The man came from an affluent family, was a drug dependent and committed various crimes. For three instances he was placed behind bars. His siblings also blamed him for the death of their parents. Also a dispute among his relatives about a piece of land aggravated his depression.

But persistent counseling from Virgie and her group finally changed the man’s outlook in life.

Their client now works as a janitor in an institution and is an active participant in spiritual activities held by social workers and volunteers for prisoners.

With a smile on her face, Virgie said they still conduct follow up counseling to ensure that the man will be okay.

She heaved a sigh of relief every time she recounts the same story, “there is fulfillment in helping other people.”

My story first appeared in Courier, the flagship newspaper of the Philippine Journalists, Incorporated in Oct. 2000.

‘Child of Sorrow’

ANGEL’S mother may have wronged her repeatedly, but Angel has remained a child who always longs for a parent’s comforting embrace, especially in trying periods of her young life.

For children who silently suffering from abuse Angel appeals, “seek help from elders”.

For children who silently suffering from abuse Angel appeals, “seek help from elders”.

The 15-year-old Angel is a child of sorrow. Not only was she battered, she has also been raped allegedly by her stepfather for three years, since she was 11 until she turned 13.

The girl was able to testify in court and has tried hard to pursue her case.

Angel is apparently coping with her traumatic experience.

Social workers who attended Angel at the Marilac Hills in Alabang, Muntinlupa, the half-way house maintained by the Department of Social Welfare and Development (DSWD) for victims of child abuse, said that coping is critical because, without it, “no amount of rehabilitation or counseling could help the person.”

“When the child failed to cope from the trauma during her younger years, it’s possible that it would manifest when she becomes an adult,” the said.

Coping up with the trauma, social workers said, varies for each victim of abuse.

Sometimes, the conviction of the abuser sets the victim free. But there are those who still suffer from guilt despite the conviction of the suspect.
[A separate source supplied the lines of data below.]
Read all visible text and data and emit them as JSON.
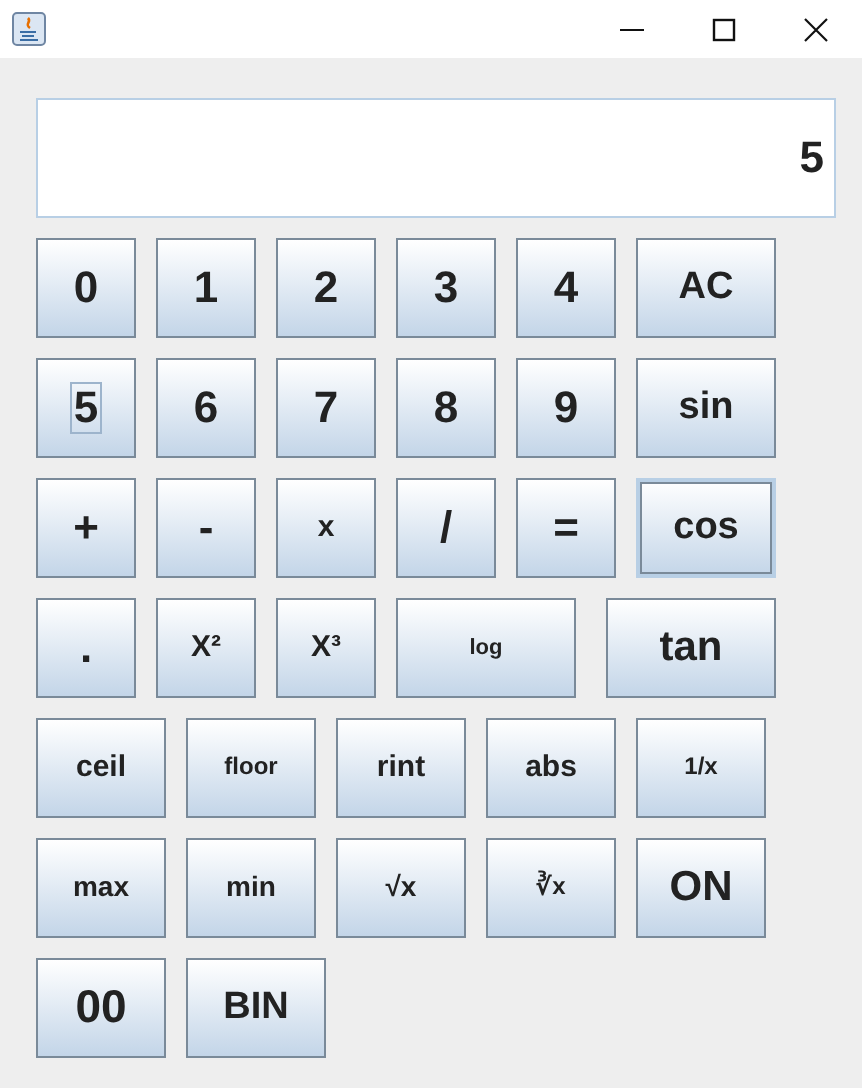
{
  "display": {
    "value": "5"
  },
  "keypad": [
    [
      {
        "label": "0",
        "focused": false,
        "highlighted": false
      },
      {
        "label": "1",
        "focused": false,
        "highlighted": false
      },
      {
        "label": "2",
        "focused": false,
        "highlighted": false
      },
      {
        "label": "3",
        "focused": false,
        "highlighted": false
      },
      {
        "label": "4",
        "focused": false,
        "highlighted": false
      },
      {
        "label": "AC",
        "focused": false,
        "highlighted": false
      }
    ],
    [
      {
        "label": "5",
        "focused": true,
        "highlighted": false
      },
      {
        "label": "6",
        "focused": false,
        "highlighted": false
      },
      {
        "label": "7",
        "focused": false,
        "highlighted": false
      },
      {
        "label": "8",
        "focused": false,
        "highlighted": false
      },
      {
        "label": "9",
        "focused": false,
        "highlighted": false
      },
      {
        "label": "sin",
        "focused": false,
        "highlighted": false
      }
    ],
    [
      {
        "label": "+",
        "focused": false,
        "highlighted": false
      },
      {
        "label": "-",
        "focused": false,
        "highlighted": false
      },
      {
        "label": "x",
        "focused": false,
        "highlighted": false
      },
      {
        "label": "/",
        "focused": false,
        "highlighted": false
      },
      {
        "label": "=",
        "focused": false,
        "highlighted": false
      },
      {
        "label": "cos",
        "focused": false,
        "highlighted": true
      }
    ],
    [
      {
        "label": ".",
        "focused": false,
        "highlighted": false
      },
      {
        "label": "X²",
        "focused": false,
        "highlighted": false
      },
      {
        "label": "X³",
        "focused": false,
        "highlighted": false
      },
      {
        "label": "log",
        "focused": false,
        "highlighted": false
      },
      {
        "label": "tan",
        "focused": false,
        "highlighted": false
      }
    ],
    [
      {
        "label": "ceil",
        "focused": false,
        "highlighted": false
      },
      {
        "label": "floor",
        "focused": false,
        "highlighted": false
      },
      {
        "label": "rint",
        "focused": false,
        "highlighted": false
      },
      {
        "label": "abs",
        "focused": false,
        "highlighted": false
      },
      {
        "label": "1/x",
        "focused": false,
        "highlighted": false
      }
    ],
    [
      {
        "label": "max",
        "focused": false,
        "highlighted": false
      },
      {
        "label": "min",
        "focused": false,
        "highlighted": false
      },
      {
        "label": "√x",
        "focused": false,
        "highlighted": false
      },
      {
        "label": "∛x",
        "focused": false,
        "highlighted": false
      },
      {
        "label": "ON",
        "focused": false,
        "highlighted": false
      }
    ],
    [
      {
        "label": "00",
        "focused": false,
        "highlighted": false
      },
      {
        "label": "BIN",
        "focused": false,
        "highlighted": false
      }
    ]
  ]
}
A majority of the clients housed in Marilac have on-going court cases. Their ages range from seven to 17 years old.


The brave girl that she is, Angel serves as an inspiration to other abused children at the half-way house for abused children in Marilac Hills.

She advised other children who may be suffering from abuse — or other forms of exploitation — to seek help from elders.

Parents may also learn from Angel’s bad experience, and she advises them to protect and love their children — always.

Terror and trauma

Children need not face their abusers while a case is being heard in court. A child’s testimony in video is now acceptable in court.

There are only 14 so-called “investigation studios” in the country, most of them in Metro Manila. There, the children can relate their experiences without feeling traumatized again.

This is because a trained social worker provides counseling along the way.

Children in half-way homes are taught to be independent until they are ready to face the world at the age of 18, says a social worker at the half-way house.

Other institutions will find a job for these children or train them in income-generating activities.

Angel pours her heart out in an interview

Angel pours her heart out in an interview

Social workers are there for as long as the children need counseling — or even just someone to talk with.

This is part of my article “Incest with an Angel” published by People’s Tonight on April 17, 2006.